It may not feel like winter yet, but the battle for your heating bills begins right now. Here’s a top-to-bottom checklist to get your home ready.

Outside the house

  • Repair damaged shingles.
  • Inspect your gutters. If they’re filled with leaves, that can lead to winter damage to your home’s siding and roofing, causing cracks and letting more cool air in.
  • Cut down any extended branches that can get tangled with wires, causing power outages.
  • Turn outdoor faucets off. Running or leaky faucets can cause pipes to freeze and explode. Flush outside faucets before winter to remove any excess water that could freeze later. Consider buying insulated covers for outdoor faucets.

The attic

  • Insulating your attic can be the most cost-effective way to cut heating costs. Look across your attic floor. If the insulation is even with or below the attic floor joists, it’s time to add more.
  • Seal holes in your attic. Weatherstrip and insulate the attic hatch or door to prevent warm air from escaping out the top of the house.

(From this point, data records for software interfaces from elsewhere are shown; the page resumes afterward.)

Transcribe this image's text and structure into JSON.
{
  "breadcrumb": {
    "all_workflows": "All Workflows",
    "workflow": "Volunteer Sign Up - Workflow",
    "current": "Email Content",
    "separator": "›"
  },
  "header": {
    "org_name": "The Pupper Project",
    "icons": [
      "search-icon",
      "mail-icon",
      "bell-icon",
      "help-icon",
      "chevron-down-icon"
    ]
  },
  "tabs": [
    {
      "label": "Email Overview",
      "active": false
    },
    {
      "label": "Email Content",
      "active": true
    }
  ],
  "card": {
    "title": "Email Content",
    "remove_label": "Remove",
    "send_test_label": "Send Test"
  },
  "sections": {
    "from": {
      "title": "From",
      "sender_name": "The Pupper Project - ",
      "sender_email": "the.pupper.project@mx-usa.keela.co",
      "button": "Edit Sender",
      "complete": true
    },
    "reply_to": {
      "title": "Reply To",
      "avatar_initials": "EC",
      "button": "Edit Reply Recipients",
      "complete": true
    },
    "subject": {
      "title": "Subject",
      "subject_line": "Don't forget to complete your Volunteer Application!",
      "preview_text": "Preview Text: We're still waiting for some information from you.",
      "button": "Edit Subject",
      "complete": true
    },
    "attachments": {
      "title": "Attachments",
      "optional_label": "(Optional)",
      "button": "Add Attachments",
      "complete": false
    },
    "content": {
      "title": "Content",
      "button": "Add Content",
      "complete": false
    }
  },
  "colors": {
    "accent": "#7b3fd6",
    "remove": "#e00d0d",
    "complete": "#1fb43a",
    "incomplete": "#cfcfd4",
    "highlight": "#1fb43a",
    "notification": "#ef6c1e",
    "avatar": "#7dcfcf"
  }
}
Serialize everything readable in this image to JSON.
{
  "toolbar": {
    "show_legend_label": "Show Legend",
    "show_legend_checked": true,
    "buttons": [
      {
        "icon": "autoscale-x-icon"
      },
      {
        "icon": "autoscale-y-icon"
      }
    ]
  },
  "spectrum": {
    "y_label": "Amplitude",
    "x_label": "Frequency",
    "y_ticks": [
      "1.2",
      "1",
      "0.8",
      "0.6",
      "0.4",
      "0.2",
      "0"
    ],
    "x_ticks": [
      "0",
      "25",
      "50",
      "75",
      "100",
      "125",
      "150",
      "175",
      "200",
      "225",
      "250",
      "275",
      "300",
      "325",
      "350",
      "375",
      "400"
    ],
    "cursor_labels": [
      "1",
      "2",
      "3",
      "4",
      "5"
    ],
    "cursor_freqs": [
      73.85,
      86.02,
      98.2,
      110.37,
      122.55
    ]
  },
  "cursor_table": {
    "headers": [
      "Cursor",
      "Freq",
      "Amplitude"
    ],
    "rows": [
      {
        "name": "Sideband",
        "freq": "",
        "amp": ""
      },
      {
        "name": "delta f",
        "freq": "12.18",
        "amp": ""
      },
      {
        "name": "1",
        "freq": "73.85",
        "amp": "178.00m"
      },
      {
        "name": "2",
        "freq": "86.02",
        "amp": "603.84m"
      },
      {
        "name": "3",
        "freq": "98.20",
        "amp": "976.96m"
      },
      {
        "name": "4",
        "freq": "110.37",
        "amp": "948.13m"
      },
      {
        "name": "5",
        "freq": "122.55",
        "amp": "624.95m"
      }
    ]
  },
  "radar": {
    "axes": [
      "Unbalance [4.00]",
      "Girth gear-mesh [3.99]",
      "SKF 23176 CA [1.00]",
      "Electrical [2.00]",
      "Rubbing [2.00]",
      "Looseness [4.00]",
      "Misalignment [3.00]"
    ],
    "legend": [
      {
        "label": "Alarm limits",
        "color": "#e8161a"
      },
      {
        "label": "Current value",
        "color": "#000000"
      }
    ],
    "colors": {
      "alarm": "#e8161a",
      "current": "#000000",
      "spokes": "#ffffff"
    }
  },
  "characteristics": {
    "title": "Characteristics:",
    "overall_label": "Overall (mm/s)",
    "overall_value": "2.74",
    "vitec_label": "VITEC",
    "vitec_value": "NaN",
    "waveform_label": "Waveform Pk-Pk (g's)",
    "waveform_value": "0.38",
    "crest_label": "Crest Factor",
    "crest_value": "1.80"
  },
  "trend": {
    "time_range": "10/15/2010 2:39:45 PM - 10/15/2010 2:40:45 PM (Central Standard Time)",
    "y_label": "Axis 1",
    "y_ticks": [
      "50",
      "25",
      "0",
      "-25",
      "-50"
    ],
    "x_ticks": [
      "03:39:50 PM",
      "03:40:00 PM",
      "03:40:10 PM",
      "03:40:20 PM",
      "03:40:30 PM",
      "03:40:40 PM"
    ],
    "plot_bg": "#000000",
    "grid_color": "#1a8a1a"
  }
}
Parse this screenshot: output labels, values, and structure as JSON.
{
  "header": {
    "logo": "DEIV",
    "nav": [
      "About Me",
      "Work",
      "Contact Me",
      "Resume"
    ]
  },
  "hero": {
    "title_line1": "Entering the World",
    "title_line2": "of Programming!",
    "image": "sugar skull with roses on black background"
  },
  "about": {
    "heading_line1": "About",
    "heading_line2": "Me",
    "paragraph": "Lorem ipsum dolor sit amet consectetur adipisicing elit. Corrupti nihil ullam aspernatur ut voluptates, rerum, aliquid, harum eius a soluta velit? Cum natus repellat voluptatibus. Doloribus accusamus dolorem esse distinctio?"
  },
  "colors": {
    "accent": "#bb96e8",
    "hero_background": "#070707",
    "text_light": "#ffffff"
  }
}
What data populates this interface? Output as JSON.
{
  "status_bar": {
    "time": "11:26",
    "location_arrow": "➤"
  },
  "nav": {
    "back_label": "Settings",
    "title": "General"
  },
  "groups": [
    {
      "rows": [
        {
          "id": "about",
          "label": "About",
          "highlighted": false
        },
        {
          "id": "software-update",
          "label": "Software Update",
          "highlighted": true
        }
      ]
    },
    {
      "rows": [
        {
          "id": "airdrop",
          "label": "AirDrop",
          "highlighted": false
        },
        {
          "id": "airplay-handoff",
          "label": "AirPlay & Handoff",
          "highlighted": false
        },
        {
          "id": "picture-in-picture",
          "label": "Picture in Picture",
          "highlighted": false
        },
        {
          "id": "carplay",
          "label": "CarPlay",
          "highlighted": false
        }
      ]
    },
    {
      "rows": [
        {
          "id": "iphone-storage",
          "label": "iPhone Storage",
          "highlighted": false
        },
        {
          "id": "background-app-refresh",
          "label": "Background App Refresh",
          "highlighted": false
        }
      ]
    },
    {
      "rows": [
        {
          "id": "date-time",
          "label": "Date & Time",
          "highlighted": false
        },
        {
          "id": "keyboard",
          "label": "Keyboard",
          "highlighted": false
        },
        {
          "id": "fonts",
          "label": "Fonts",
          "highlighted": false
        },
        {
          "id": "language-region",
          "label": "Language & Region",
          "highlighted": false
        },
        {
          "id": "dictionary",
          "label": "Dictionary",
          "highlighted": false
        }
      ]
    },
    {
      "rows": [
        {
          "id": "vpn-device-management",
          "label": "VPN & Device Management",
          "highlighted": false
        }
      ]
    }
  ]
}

Inside the house

  • In the kitchen, try baking multiple dishes at once to save time on using the oven. As you cook, keep pots and pans covered with lids to reduce cooking time.
  • The cold months are the perfect time to put your crockpot and microwave to use, as both use less energy.
  • Keep your refrigerator and freezer filled. By keeping your fridge full, you actually help prevent warm air from entering each time the door opens and closes. If you don’t have (or don’t want) a lot of food taking up room, fill some milk jugs with water and place them in the fridge.
  • Make sure your fireplace is inspected and cleaned before you use it in the winter. When you’re not using your fireplace, make sure the damper is closed to prevent warm air (and your heating dollars) from escaping.
  • In the winter, run the fan clockwise (from your position, looking up at it) to pull warm air down from the ceiling and keep it circulating in your house. There should be a switch on the fan to reverse its direction.
  • Make sure heating vents are open and not blocked by furniture or carpet. Clean dust from vents or along baseboard heaters.

Windows and doors

  • Inspect windows and doors. Repair decaying window frames, and cracked or broken glass. Install storm windows and doors.
  • Weather-strip doors and caulk windows. A door guard or sweep can help fill the gap at the bottom of your front and back doors. You can find most of these items at local hardware stores.

The basement

  • Have a certified heating, ventilation and air conditioning (HVAC) contractor inspect your furnace. If your furnace is 15 years or older, you may want to consider upgrading to a newer system.
  • A new filter helps your HVAC system operate at its best and last longer. You should change your filter as often as every three weeks to as little as every six months. This depends on various factors, like how often you actually use your system to what kind of unit you have. If you have pets or allergies, you may need to clean and replace your filters more often.
  • Set your water heater to 120 degrees (warm setting). Cover it with an insulated blanket you can purchase at a hardware store.